A faithful copy of all the data is required; pictures should not be included.

(Beginning of LISTED ENTRIES)

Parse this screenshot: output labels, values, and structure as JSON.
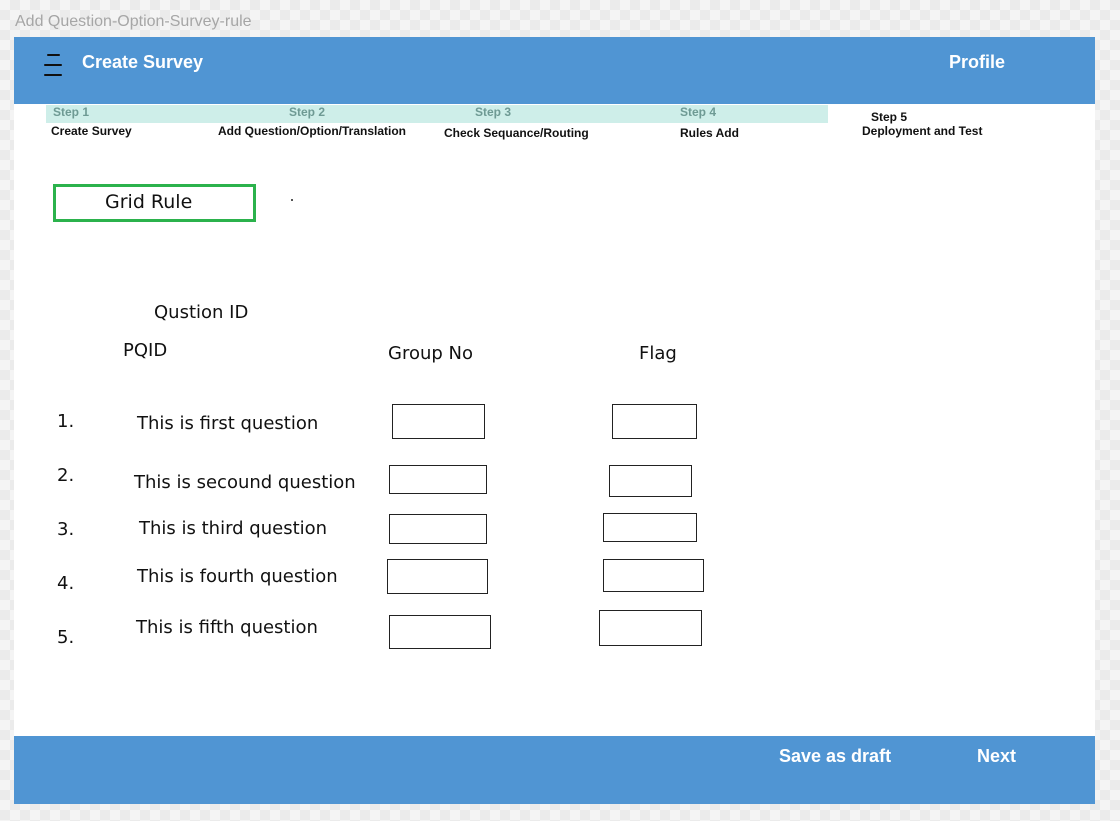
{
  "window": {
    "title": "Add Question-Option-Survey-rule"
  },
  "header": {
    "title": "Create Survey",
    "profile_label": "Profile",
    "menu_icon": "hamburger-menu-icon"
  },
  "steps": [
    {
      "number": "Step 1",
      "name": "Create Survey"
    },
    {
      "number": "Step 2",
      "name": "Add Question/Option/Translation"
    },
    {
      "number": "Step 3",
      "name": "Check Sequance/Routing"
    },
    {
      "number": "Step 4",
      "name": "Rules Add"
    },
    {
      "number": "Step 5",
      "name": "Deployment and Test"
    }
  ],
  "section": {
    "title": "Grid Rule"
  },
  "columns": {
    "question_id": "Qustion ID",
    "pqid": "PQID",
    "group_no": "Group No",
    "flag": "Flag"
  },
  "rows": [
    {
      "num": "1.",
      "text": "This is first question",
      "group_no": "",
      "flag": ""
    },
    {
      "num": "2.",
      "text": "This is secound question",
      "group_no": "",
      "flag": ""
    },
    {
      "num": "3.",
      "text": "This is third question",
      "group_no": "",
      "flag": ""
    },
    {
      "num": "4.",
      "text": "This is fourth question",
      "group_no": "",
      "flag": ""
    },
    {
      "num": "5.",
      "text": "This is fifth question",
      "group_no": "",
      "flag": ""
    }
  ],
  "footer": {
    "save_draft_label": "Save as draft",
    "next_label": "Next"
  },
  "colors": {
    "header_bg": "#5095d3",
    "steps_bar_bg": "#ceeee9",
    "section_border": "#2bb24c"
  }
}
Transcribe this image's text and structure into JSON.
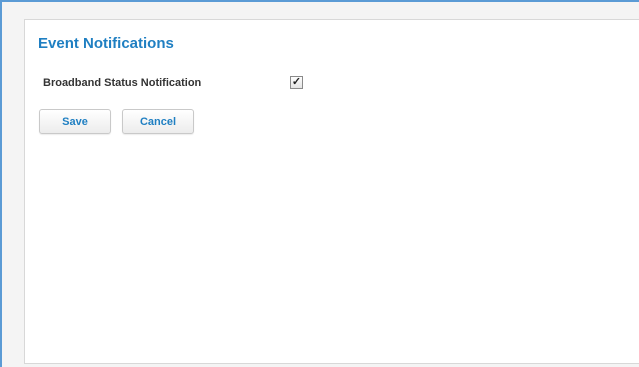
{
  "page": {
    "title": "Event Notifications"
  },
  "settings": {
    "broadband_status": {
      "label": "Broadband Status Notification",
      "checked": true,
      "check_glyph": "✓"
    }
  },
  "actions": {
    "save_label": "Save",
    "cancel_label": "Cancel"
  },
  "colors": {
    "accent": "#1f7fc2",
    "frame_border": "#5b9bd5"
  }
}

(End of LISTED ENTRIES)

EXERCISE ANSWER:
Parse this screenshot: output labels, values, and structure as JSON.
{
  "window": {
    "title": "Add Question-Option-Survey-rule"
  },
  "header": {
    "title": "Create Survey",
    "profile_label": "Profile",
    "menu_icon": "hamburger-menu-icon"
  },
  "steps": [
    {
      "number": "Step 1",
      "name": "Create Survey"
    },
    {
      "number": "Step 2",
      "name": "Add Question/Option/Translation"
    },
    {
      "number": "Step 3",
      "name": "Check Sequance/Routing"
    },
    {
      "number": "Step 4",
      "name": "Rules Add"
    },
    {
      "number": "Step 5",
      "name": "Deployment and Test"
    }
  ],
  "section": {
    "title": "Grid Rule"
  },
  "columns": {
    "question_id": "Qustion ID",
    "pqid": "PQID",
    "group_no": "Group No",
    "flag": "Flag"
  },
  "rows": [
    {
      "num": "1.",
      "text": "This is first question",
      "group_no": "",
      "flag": ""
    },
    {
      "num": "2.",
      "text": "This is secound question",
      "group_no": "",
      "flag": ""
    },
    {
      "num": "3.",
      "text": "This is third question",
      "group_no": "",
      "flag": ""
    },
    {
      "num": "4.",
      "text": "This is fourth question",
      "group_no": "",
      "flag": ""
    },
    {
      "num": "5.",
      "text": "This is fifth question",
      "group_no": "",
      "flag": ""
    }
  ],
  "footer": {
    "save_draft_label": "Save as draft",
    "next_label": "Next"
  },
  "colors": {
    "header_bg": "#5095d3",
    "steps_bar_bg": "#ceeee9",
    "section_border": "#2bb24c"
  }
}
Transcribe this image's text and structure into JSON.
{
  "page": {
    "title": "Event Notifications"
  },
  "settings": {
    "broadband_status": {
      "label": "Broadband Status Notification",
      "checked": true,
      "check_glyph": "✓"
    }
  },
  "actions": {
    "save_label": "Save",
    "cancel_label": "Cancel"
  },
  "colors": {
    "accent": "#1f7fc2",
    "frame_border": "#5b9bd5"
  }
}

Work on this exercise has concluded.